• [Material to process]
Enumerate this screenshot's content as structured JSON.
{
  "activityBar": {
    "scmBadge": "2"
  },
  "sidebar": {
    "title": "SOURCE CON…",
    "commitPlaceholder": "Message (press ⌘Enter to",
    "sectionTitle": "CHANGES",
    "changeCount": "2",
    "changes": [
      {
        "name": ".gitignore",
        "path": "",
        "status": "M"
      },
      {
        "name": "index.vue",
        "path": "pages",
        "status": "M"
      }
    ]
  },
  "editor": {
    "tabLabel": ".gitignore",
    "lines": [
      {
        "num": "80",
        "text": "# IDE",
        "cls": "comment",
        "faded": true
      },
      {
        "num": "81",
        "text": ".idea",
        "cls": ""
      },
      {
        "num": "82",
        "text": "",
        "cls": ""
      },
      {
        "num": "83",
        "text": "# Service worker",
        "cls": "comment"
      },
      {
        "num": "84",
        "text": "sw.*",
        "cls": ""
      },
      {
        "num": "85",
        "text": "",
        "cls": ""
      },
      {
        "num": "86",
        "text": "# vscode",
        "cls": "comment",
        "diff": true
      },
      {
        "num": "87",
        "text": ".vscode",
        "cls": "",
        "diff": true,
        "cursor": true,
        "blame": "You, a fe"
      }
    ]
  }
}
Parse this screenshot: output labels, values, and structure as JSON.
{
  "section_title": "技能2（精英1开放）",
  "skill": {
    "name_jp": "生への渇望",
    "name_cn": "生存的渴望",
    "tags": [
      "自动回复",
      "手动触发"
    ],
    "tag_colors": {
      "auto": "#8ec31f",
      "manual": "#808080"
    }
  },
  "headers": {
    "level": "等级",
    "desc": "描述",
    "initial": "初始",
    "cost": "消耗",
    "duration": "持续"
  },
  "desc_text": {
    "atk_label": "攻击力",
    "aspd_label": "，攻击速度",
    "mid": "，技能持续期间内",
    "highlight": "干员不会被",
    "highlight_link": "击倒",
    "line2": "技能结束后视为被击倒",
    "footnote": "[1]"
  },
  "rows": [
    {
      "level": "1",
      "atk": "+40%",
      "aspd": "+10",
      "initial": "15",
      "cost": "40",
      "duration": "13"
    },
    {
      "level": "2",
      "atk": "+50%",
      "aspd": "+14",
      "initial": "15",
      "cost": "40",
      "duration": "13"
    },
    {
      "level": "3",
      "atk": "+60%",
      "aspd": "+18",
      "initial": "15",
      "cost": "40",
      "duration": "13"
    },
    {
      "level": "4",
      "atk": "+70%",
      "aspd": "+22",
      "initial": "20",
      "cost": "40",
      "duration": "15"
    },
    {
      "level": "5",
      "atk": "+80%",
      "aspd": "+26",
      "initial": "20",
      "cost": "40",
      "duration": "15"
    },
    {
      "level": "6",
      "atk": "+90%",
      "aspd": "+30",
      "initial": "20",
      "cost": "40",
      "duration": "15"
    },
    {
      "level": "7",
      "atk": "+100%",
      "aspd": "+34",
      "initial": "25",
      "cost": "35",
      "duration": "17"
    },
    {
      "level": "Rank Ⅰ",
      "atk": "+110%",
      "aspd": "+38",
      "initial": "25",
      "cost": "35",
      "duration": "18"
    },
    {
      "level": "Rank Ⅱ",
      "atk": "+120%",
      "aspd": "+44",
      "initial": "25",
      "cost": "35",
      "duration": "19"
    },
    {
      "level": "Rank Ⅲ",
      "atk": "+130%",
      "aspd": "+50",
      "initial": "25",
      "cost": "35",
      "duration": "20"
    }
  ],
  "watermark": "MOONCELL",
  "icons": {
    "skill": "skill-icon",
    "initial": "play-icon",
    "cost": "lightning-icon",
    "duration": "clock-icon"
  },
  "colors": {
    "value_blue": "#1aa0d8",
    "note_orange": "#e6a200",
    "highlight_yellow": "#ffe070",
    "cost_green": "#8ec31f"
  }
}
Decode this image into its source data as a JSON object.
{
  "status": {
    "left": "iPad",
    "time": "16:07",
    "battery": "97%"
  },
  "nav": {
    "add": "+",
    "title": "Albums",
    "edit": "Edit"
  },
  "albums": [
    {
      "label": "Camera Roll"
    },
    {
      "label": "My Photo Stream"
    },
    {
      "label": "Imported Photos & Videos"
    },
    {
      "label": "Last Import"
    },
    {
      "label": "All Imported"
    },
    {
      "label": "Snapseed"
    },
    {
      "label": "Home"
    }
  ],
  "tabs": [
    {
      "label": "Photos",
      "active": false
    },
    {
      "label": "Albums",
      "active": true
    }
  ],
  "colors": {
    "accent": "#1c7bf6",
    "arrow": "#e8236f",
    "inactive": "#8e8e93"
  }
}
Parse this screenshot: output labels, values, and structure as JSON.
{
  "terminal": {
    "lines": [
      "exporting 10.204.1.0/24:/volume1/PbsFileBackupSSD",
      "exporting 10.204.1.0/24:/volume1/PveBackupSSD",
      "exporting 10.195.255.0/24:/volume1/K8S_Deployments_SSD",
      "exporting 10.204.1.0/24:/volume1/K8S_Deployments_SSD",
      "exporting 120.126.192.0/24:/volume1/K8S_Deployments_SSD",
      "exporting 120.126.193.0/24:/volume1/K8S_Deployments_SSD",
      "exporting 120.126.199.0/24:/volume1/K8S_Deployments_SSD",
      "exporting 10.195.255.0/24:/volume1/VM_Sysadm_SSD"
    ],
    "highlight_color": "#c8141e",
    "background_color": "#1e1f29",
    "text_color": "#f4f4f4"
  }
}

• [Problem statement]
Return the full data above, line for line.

• [Response area]
Enumerate this screenshot's content as structured JSON.
{
  "activityBar": {
    "scmBadge": "2"
  },
  "sidebar": {
    "title": "SOURCE CON…",
    "commitPlaceholder": "Message (press ⌘Enter to",
    "sectionTitle": "CHANGES",
    "changeCount": "2",
    "changes": [
      {
        "name": ".gitignore",
        "path": "",
        "status": "M"
      },
      {
        "name": "index.vue",
        "path": "pages",
        "status": "M"
      }
    ]
  },
  "editor": {
    "tabLabel": ".gitignore",
    "lines": [
      {
        "num": "80",
        "text": "# IDE",
        "cls": "comment",
        "faded": true
      },
      {
        "num": "81",
        "text": ".idea",
        "cls": ""
      },
      {
        "num": "82",
        "text": "",
        "cls": ""
      },
      {
        "num": "83",
        "text": "# Service worker",
        "cls": "comment"
      },
      {
        "num": "84",
        "text": "sw.*",
        "cls": ""
      },
      {
        "num": "85",
        "text": "",
        "cls": ""
      },
      {
        "num": "86",
        "text": "# vscode",
        "cls": "comment",
        "diff": true
      },
      {
        "num": "87",
        "text": ".vscode",
        "cls": "",
        "diff": true,
        "cursor": true,
        "blame": "You, a fe"
      }
    ]
  }
}
Parse this screenshot: output labels, values, and structure as JSON.
{
  "section_title": "技能2（精英1开放）",
  "skill": {
    "name_jp": "生への渇望",
    "name_cn": "生存的渴望",
    "tags": [
      "自动回复",
      "手动触发"
    ],
    "tag_colors": {
      "auto": "#8ec31f",
      "manual": "#808080"
    }
  },
  "headers": {
    "level": "等级",
    "desc": "描述",
    "initial": "初始",
    "cost": "消耗",
    "duration": "持续"
  },
  "desc_text": {
    "atk_label": "攻击力",
    "aspd_label": "，攻击速度",
    "mid": "，技能持续期间内",
    "highlight": "干员不会被",
    "highlight_link": "击倒",
    "line2": "技能结束后视为被击倒",
    "footnote": "[1]"
  },
  "rows": [
    {
      "level": "1",
      "atk": "+40%",
      "aspd": "+10",
      "initial": "15",
      "cost": "40",
      "duration": "13"
    },
    {
      "level": "2",
      "atk": "+50%",
      "aspd": "+14",
      "initial": "15",
      "cost": "40",
      "duration": "13"
    },
    {
      "level": "3",
      "atk": "+60%",
      "aspd": "+18",
      "initial": "15",
      "cost": "40",
      "duration": "13"
    },
    {
      "level": "4",
      "atk": "+70%",
      "aspd": "+22",
      "initial": "20",
      "cost": "40",
      "duration": "15"
    },
    {
      "level": "5",
      "atk": "+80%",
      "aspd": "+26",
      "initial": "20",
      "cost": "40",
      "duration": "15"
    },
    {
      "level": "6",
      "atk": "+90%",
      "aspd": "+30",
      "initial": "20",
      "cost": "40",
      "duration": "15"
    },
    {
      "level": "7",
      "atk": "+100%",
      "aspd": "+34",
      "initial": "25",
      "cost": "35",
      "duration": "17"
    },
    {
      "level": "Rank Ⅰ",
      "atk": "+110%",
      "aspd": "+38",
      "initial": "25",
      "cost": "35",
      "duration": "18"
    },
    {
      "level": "Rank Ⅱ",
      "atk": "+120%",
      "aspd": "+44",
      "initial": "25",
      "cost": "35",
      "duration": "19"
    },
    {
      "level": "Rank Ⅲ",
      "atk": "+130%",
      "aspd": "+50",
      "initial": "25",
      "cost": "35",
      "duration": "20"
    }
  ],
  "watermark": "MOONCELL",
  "icons": {
    "skill": "skill-icon",
    "initial": "play-icon",
    "cost": "lightning-icon",
    "duration": "clock-icon"
  },
  "colors": {
    "value_blue": "#1aa0d8",
    "note_orange": "#e6a200",
    "highlight_yellow": "#ffe070",
    "cost_green": "#8ec31f"
  }
}
Decode this image into its source data as a JSON object.
{
  "status": {
    "left": "iPad",
    "time": "16:07",
    "battery": "97%"
  },
  "nav": {
    "add": "+",
    "title": "Albums",
    "edit": "Edit"
  },
  "albums": [
    {
      "label": "Camera Roll"
    },
    {
      "label": "My Photo Stream"
    },
    {
      "label": "Imported Photos & Videos"
    },
    {
      "label": "Last Import"
    },
    {
      "label": "All Imported"
    },
    {
      "label": "Snapseed"
    },
    {
      "label": "Home"
    }
  ],
  "tabs": [
    {
      "label": "Photos",
      "active": false
    },
    {
      "label": "Albums",
      "active": true
    }
  ],
  "colors": {
    "accent": "#1c7bf6",
    "arrow": "#e8236f",
    "inactive": "#8e8e93"
  }
}
Parse this screenshot: output labels, values, and structure as JSON.
{
  "terminal": {
    "lines": [
      "exporting 10.204.1.0/24:/volume1/PbsFileBackupSSD",
      "exporting 10.204.1.0/24:/volume1/PveBackupSSD",
      "exporting 10.195.255.0/24:/volume1/K8S_Deployments_SSD",
      "exporting 10.204.1.0/24:/volume1/K8S_Deployments_SSD",
      "exporting 120.126.192.0/24:/volume1/K8S_Deployments_SSD",
      "exporting 120.126.193.0/24:/volume1/K8S_Deployments_SSD",
      "exporting 120.126.199.0/24:/volume1/K8S_Deployments_SSD",
      "exporting 10.195.255.0/24:/volume1/VM_Sysadm_SSD"
    ],
    "highlight_color": "#c8141e",
    "background_color": "#1e1f29",
    "text_color": "#f4f4f4"
  }
}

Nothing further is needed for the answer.